DURBAN – KWAZULU-NATAL municipalities owe millions of rand to power utility Eskom and at least three are facing disconnections from the electricity grid.
Co-operative Governance and Traditional Affairs MEC Sipho Hlomuka held an emergency meeting with Eskom and the Mpofana (Mooi River) Municipality yesterday in a bid to prevent the utility from cutting power to the municipality.
The municipality is said to owe Eskom close to R120million and stands to be disconnected by July.
The Mthonjaneni (Melmoth) and Ulundi Municipalities are also in danger of having their power cut.
Next door to Mpofana is Inkosi Langalibalele Municipality (Estcourt), said to owe about R100m.
Theft and non-payment for electricity is the cause of the spiralling debt owed by the municipalities.
The Mercury understands that Eskom briefed Hlomuka on their challenge with Mpofana.
“Eskom told the MEC they no longer trusted Mpofana as it made arrangements to pay before and never honoured them. The MEC asked that another meeting be held on Tuesday where a new payment plan will be tabled. I’m not sure whether Eskom would accept that new payment plan,” said DA councillor Nhlalayenza Ndlovu, who was part of the meeting.
Ndlovu said: “Eskom made an announcement recently to say they would be disconnecting the municipality. One of the factors is that there are some businesses that are under-charged as part of a deal to invite them to have their businesses in Mooi River.
“But the biggest challenge is the community of Bruntville township. They’re just not paying for services. As the opposition, we’ve pushed for disconnections but have been blocked by the ruling party.”
Ndlovu added that they felt for the ratepayers and businesses who might be affected, and that job losses might follow power cuts.
Mthembeni Majola, IFP councillor and exco member in Inkosi Langalibalele Municipality, said the last report tabled before council last month showed they owed Eskom around R95m.

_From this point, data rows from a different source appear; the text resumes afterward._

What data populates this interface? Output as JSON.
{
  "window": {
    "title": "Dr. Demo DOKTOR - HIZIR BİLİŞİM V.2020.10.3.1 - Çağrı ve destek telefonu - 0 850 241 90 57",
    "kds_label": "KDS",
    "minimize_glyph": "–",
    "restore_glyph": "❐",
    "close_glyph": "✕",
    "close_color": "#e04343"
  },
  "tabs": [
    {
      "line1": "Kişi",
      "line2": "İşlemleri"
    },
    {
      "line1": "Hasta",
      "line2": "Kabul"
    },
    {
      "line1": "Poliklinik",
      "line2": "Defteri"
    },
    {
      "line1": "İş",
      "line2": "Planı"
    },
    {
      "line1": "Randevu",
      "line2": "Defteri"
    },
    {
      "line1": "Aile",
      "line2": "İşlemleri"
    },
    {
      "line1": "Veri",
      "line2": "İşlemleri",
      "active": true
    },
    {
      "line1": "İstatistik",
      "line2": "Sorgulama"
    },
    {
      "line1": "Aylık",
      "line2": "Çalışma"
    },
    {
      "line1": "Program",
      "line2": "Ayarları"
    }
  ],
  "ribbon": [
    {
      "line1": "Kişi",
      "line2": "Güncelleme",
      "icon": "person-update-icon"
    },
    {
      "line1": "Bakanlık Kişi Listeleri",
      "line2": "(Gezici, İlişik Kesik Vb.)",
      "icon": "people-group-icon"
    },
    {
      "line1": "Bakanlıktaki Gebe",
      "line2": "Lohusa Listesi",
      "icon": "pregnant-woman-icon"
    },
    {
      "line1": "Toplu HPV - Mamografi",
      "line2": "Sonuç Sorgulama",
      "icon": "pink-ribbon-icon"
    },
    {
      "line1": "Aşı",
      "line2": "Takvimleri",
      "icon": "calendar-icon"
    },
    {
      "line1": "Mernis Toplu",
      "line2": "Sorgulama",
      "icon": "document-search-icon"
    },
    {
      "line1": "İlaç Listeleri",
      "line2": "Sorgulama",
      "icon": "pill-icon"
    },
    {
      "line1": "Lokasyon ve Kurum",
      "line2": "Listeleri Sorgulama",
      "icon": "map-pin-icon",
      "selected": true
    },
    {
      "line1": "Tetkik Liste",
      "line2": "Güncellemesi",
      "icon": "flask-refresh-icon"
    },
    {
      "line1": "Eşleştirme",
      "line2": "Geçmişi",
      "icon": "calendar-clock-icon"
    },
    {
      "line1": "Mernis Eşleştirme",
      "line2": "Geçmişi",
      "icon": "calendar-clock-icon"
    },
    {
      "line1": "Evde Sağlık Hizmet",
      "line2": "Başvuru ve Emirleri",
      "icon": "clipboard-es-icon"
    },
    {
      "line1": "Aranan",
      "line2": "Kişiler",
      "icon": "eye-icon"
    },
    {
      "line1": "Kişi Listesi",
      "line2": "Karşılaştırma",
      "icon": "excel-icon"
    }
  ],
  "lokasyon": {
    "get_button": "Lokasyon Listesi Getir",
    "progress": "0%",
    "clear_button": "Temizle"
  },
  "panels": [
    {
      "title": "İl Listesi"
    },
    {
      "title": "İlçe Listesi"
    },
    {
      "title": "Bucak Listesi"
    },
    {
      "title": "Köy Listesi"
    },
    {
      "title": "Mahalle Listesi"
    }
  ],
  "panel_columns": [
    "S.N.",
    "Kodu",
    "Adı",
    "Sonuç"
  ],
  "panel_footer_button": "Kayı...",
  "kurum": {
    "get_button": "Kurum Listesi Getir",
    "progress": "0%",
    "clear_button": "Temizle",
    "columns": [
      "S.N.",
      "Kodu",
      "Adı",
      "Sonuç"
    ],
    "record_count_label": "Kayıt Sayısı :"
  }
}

“We have an arrangement with Eskom and we’ve managed to keep to it and therefore have not received any warning that we’ll face power cuts.
“The municipality is making a loss on electricity and that’s because we’re not treating what we do as running a business but like a ‘Sassa department’ where we’re providing things for free,” Majola said.
Hlomuka said earlier that it was important that they intervene in municipalities, especially in Mpofana, to keep the lights on.
He said municipalities must improve their revenue collection.
“It’s clear that our municipalities can’t continue to provide services unless they collect revenue from those who benefit from these services.”